In my post giving about advice on how to maximize your time during vet school for success, I mentioned getting time working with underserved/marginalized/low socioeconomic status (UML for the purposes of this article) groups. One of my editors said, “Why?” I thought that was a great question and deserved its own article. As always, this
Moving on from one step of your professional life to the next is exciting! You’re going forward, pursuing your passion, hopefully at an institution you like. There is invariably downtime between positions and there are important Work and Life details you need to take care of. We are in the middle of a move as
I have been putting off writing this post for a while because it’s just so overwhelming. All of your application materials have one job: to get you the interview. The interview is the high-stakes encounter when you are applying for a faculty job. The decision by the search committee is largely based on your performance
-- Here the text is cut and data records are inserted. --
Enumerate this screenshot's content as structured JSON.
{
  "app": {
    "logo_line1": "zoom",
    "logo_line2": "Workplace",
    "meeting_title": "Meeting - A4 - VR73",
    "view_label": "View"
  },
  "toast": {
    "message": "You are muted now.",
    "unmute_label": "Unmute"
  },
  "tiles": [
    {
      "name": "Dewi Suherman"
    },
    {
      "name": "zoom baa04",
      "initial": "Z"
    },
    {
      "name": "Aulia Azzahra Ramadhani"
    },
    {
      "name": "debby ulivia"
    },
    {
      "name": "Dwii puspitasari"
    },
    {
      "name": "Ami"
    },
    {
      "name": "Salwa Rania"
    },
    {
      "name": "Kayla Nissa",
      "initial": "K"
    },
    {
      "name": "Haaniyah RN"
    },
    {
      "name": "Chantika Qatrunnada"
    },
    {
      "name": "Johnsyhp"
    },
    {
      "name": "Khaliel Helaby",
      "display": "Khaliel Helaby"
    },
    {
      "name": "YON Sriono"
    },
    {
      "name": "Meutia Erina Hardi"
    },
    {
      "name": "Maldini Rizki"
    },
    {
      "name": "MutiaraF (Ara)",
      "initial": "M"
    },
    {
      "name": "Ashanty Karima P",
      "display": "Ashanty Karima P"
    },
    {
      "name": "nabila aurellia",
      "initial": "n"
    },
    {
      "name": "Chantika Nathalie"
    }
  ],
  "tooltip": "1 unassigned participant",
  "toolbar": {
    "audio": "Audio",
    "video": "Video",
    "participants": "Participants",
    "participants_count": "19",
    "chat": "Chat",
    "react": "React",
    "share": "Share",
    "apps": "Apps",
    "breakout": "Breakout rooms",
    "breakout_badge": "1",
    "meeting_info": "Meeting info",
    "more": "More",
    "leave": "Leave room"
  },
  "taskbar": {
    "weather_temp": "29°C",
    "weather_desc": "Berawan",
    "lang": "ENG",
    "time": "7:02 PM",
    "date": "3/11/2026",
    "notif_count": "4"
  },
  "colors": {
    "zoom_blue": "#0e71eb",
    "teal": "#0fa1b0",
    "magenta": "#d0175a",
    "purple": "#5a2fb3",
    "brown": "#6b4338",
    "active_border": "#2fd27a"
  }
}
If you’re an undergrad interested in vet school, or a vet student interested in post-graduate education, research may be an important part of your educational experience. Sadly, I would say about 50% of students with whom I talk indicate they had a terrible experience with research. Not just a not-positive experience, an actively bad experience.
In my opinion: no. If you want a more detailed analysis, read on. The first time I encountered this concept, the institution where I was working had taken a radiology resident from VCA. We later took a surgery resident from the military. We also took a surgery resident from another university. The essential premise is
The timelines for vet school, internship, and residency are fairly straightforward: these all begin and end in the summer. What about when you finish your residency and you are getting ready to move on to private practice or academia? Here are some important considerations when applying for faculty positions. Faculty positions come open Whenever. Unlike
The residency is the path to specialization. There are a handful of veterinary specialties you can earn without a residency, but, for the vast majority, a 2-4 year residency is the only path to specialization. So, really, the question of doing a residency is: Should you be a specialist? Obviously this is a question you